Data records:

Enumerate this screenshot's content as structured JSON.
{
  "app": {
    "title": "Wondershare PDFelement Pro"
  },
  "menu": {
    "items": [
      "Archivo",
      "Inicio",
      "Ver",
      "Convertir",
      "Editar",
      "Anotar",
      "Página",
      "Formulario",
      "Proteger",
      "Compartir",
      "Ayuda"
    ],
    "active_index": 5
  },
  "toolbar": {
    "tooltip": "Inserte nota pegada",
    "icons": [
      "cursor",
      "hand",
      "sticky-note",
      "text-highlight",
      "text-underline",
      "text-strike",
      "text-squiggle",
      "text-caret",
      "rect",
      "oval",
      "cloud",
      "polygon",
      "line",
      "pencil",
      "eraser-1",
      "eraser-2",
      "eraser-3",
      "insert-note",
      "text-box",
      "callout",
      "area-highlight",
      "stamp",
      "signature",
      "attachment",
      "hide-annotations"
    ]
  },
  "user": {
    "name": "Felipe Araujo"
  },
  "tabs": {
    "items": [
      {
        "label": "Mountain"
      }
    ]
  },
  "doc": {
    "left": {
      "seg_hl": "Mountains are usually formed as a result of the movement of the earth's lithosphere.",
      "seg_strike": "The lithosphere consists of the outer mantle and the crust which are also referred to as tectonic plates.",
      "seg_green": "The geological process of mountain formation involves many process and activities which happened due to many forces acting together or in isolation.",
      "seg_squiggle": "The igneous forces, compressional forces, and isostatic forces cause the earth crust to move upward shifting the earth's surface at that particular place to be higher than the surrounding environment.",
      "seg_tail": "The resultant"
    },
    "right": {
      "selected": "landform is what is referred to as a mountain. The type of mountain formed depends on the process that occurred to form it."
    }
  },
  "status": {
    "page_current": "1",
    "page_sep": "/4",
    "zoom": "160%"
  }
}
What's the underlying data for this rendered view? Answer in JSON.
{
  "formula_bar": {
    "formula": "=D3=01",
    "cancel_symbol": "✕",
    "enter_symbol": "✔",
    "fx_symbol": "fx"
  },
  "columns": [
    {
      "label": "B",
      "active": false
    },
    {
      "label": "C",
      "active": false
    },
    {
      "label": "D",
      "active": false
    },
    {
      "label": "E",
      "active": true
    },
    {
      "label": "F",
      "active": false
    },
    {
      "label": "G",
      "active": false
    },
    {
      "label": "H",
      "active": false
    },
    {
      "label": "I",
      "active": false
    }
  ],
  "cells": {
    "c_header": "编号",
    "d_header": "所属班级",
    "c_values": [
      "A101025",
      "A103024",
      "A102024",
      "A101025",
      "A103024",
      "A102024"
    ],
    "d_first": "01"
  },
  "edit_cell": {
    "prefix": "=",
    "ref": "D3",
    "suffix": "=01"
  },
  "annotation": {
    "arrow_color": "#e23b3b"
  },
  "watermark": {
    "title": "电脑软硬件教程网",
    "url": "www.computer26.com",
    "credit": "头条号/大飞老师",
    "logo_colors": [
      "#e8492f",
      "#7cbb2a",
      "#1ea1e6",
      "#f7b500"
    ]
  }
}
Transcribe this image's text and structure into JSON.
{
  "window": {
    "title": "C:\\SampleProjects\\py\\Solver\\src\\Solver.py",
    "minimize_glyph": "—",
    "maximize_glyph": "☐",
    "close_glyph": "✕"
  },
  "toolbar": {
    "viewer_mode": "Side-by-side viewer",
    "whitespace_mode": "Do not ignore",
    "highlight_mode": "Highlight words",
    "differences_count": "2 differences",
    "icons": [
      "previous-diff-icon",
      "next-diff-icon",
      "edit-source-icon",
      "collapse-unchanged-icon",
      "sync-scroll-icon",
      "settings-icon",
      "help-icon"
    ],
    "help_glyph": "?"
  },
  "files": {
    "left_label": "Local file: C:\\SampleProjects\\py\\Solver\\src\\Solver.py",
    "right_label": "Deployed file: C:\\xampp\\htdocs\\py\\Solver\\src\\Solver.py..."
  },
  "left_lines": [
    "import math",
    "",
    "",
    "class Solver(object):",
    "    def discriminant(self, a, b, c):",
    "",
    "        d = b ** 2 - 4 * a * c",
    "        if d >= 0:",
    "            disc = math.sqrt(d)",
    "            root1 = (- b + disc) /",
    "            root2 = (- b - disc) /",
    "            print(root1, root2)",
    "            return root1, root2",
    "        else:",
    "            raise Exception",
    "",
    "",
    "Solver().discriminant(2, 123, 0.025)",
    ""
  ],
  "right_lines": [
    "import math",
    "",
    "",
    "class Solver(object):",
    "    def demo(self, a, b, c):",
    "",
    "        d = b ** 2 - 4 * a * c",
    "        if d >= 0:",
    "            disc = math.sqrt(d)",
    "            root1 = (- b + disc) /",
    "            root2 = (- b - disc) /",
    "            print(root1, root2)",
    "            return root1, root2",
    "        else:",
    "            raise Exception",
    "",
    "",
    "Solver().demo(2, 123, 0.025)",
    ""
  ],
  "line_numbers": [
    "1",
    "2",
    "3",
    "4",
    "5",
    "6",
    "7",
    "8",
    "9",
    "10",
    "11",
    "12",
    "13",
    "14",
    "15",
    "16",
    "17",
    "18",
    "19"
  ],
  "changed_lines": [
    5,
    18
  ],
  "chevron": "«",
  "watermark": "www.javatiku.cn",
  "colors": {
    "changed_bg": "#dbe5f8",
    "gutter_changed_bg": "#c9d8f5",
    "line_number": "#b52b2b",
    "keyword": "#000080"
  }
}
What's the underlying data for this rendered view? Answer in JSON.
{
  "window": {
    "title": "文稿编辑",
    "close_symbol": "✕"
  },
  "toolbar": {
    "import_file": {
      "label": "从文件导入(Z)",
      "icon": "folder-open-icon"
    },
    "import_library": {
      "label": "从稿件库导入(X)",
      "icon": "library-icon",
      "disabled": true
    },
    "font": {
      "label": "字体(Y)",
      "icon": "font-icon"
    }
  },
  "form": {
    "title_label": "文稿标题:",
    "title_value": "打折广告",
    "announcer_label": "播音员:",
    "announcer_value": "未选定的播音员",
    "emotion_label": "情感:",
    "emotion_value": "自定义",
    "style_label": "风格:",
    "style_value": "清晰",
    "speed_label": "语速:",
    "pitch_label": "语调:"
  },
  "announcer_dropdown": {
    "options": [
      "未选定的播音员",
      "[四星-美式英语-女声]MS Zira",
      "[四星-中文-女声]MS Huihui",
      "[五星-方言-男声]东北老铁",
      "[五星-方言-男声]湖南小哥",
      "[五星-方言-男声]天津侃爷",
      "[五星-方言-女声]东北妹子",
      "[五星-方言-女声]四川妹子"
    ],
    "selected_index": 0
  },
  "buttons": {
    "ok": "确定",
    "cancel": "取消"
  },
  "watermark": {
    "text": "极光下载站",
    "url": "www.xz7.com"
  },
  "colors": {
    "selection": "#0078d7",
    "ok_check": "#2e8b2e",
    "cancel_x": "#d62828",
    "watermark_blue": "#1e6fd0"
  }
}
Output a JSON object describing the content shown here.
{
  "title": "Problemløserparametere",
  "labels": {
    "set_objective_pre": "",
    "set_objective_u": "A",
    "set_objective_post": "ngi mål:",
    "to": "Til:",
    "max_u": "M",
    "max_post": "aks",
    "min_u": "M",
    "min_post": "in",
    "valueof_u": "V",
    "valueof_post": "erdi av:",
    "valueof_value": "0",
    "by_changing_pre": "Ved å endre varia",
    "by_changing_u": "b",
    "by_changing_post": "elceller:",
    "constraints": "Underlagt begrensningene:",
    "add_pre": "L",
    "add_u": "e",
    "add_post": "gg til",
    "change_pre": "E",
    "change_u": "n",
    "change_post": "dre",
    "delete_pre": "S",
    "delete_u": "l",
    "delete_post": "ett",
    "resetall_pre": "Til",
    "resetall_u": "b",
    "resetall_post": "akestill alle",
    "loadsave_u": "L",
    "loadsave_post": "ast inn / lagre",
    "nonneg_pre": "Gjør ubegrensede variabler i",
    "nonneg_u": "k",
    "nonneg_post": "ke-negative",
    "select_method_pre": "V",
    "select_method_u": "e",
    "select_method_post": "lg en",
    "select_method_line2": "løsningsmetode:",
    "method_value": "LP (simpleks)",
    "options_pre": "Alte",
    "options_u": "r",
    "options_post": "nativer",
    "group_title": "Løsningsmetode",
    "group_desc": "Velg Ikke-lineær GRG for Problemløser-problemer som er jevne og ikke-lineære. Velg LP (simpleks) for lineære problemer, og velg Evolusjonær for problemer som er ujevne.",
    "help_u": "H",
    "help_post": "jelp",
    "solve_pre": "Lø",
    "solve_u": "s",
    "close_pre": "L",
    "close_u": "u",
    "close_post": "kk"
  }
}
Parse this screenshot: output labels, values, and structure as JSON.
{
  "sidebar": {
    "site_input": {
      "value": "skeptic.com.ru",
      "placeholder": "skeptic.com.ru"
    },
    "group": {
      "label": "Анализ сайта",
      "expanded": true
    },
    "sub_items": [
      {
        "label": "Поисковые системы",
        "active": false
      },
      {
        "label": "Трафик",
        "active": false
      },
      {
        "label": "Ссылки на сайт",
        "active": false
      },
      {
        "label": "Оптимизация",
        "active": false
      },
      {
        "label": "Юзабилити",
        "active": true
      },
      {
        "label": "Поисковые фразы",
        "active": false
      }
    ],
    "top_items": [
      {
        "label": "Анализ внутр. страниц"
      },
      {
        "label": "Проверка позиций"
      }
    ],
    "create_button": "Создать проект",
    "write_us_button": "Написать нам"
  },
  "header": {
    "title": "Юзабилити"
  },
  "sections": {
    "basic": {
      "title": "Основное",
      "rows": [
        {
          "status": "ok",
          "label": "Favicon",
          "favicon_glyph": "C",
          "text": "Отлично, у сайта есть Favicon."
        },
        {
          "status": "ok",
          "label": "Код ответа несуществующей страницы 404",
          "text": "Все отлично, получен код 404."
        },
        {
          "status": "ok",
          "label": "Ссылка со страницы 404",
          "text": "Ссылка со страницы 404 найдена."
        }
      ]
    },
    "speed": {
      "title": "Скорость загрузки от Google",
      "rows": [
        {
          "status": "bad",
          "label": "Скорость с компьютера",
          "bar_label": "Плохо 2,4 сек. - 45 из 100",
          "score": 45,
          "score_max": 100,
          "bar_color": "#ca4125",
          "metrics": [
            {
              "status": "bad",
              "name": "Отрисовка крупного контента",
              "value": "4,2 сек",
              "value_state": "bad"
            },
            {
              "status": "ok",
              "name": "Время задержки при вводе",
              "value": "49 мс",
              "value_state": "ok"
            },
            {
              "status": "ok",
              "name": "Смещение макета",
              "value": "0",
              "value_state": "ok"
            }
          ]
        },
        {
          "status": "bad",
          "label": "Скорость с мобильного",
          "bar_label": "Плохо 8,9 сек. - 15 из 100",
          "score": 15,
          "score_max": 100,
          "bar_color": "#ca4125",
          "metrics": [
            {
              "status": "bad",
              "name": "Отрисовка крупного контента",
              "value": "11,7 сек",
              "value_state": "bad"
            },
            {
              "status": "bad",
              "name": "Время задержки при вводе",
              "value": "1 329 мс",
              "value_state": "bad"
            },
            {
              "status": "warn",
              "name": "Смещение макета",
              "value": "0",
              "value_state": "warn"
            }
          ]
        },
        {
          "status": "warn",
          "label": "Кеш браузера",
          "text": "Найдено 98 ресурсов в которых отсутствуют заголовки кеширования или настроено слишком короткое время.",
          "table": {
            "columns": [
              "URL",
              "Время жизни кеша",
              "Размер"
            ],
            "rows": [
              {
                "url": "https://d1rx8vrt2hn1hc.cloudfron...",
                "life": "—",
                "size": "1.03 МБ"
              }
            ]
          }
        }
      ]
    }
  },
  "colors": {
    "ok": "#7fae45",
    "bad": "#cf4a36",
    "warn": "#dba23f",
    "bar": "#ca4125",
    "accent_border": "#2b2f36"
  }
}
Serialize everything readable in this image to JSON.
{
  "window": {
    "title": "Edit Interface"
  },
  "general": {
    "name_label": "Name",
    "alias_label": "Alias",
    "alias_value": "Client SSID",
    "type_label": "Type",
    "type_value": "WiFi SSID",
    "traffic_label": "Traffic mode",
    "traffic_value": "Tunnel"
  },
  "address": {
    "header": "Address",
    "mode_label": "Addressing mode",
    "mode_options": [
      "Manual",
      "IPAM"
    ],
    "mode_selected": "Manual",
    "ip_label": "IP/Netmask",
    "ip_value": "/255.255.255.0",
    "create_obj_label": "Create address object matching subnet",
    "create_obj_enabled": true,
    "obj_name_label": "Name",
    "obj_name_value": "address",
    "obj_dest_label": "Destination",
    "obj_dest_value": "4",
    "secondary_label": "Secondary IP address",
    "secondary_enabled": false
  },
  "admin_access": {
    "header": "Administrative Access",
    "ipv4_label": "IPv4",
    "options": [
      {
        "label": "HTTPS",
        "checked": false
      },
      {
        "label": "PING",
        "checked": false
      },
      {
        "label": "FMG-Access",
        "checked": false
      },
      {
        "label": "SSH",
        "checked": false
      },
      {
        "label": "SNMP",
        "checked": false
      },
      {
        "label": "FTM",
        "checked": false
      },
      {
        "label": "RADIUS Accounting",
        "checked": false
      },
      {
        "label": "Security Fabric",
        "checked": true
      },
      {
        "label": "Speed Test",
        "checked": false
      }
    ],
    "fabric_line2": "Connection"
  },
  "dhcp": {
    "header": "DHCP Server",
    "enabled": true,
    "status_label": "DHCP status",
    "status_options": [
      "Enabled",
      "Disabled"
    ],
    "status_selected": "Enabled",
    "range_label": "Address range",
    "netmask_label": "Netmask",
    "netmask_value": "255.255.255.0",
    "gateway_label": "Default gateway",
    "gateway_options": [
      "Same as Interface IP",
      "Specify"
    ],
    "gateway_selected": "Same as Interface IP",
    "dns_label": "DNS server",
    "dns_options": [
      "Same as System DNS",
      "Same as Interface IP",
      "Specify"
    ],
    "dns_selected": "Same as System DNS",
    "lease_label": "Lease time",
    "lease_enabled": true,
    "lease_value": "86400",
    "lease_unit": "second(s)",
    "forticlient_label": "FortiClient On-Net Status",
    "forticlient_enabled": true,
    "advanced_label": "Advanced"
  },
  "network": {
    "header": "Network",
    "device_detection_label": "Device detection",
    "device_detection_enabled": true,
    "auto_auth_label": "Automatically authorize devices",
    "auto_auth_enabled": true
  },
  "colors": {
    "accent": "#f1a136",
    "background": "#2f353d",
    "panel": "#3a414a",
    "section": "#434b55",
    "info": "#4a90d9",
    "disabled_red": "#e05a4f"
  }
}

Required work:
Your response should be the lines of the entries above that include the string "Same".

Written response:
      "Same as Interface IP",
    "gateway_selected": "Same as Interface IP",
      "Same as System DNS",
      "Same as Interface IP",
    "dns_selected": "Same as System DNS",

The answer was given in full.